New Brunswick — In a campaign bombshell, it has been reported that People’s Alliance Leader Kris Austin is seeking to end duality in the province not by eliminating French programs, but rather English ones.
“All I’ve said is that I want to end duality,” he explained. “I never said how I was going to do it. Everyone just assumed it would be by eliminating French stuff, but it’ll actually be easier if I just cut the English things out instead.”
Austin revealed that he came to this conclusion during harsh backlash from critics who suggested his party was infringing on Acadian rights and that he and his party were exemplifying qualities not in line with the values and ethics of New Brunswickers.
“We have a very dedicated, loud minority supporting us,” he continued. “And I love them very much. They don’t care about our inexperience, they don’t care about our grammar, they don’t care about our history of offensive remarks — they just care about the fact that we’re not red or blue and I love that about them.

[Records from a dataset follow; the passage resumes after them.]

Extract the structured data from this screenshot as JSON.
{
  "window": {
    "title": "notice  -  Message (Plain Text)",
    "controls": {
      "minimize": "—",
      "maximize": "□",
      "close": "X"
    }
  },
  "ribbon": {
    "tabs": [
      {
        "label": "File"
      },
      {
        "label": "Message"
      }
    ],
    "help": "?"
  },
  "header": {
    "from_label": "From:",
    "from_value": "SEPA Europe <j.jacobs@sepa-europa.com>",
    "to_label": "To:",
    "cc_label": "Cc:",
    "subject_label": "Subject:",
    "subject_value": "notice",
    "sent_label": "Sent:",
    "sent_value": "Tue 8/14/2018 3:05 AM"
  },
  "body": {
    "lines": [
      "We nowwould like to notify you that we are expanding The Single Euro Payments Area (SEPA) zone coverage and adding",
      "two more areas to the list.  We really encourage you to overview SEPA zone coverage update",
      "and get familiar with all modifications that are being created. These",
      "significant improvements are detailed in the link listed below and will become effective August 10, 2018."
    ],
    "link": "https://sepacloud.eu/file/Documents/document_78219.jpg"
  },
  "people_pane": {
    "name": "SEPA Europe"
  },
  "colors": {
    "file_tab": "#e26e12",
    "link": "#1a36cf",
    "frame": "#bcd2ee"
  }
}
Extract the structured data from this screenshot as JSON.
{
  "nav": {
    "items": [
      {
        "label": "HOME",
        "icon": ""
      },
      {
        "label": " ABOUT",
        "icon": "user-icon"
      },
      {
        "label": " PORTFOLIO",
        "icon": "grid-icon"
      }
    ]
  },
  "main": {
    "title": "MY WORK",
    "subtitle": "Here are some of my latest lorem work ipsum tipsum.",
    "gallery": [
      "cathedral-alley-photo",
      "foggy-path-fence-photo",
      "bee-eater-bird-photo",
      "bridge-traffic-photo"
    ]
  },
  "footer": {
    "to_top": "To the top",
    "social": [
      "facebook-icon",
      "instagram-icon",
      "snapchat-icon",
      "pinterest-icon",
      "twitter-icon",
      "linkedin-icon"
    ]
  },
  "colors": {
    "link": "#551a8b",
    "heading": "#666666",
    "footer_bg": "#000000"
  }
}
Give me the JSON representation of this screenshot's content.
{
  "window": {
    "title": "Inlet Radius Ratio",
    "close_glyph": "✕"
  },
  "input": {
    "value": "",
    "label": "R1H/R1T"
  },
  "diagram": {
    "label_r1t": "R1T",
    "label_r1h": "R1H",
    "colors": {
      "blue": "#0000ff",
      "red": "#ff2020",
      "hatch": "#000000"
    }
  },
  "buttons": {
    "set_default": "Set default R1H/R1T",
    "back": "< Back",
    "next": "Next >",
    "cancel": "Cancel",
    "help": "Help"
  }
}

“But, if we’re going to make a real impact in the province, we’re going to have to broaden our following, and to do that I came up with this plan where I’ll continue to talk about how French is the problem to keep my current supporters on board, but I’ll also appeal to the French population and those compassionate to them by cutting English programs. It’s a win-win-win.”
Our reporter asked Fredericton residents for their opinion on the matter and found that PANB supporters were willing to stand behind Austin’s platform no matter what it was.
“If Kris says it’s a good idea, then I’m 200 per cent on board,” explained Freddy Mariota, who apparently doesn’t understand how percentages work. “He’s got my vote and he’ll always have it. Let’s get the politicians out and the people who don’t know what they’re doing in — it worked in America and it’ll work here!”
Austin went on to say the fact that he’s not bilingual also played a part in the formation of his new plan.
“I was picturing myself trying to deal with these French people and trying to communicate with them and it seemed like a nightmare. Imagine me there, needing to get valuable information and have meaningful conversations with people I can’t even understand and who don’t understand me! That is not a world I want to live in at all.”
Austin will be in Fredericton campaigning this weekend as he continues to encourage people to “be the change” while giving no indication what that change actually consists of — other than the colour of the party you vote for.
“Tired of Blue and Red? Vote Purple and clear you’re head!” read the side of Austin’s purple minivan as he drove away, blissfully unaware of the grammatical error in his slogan.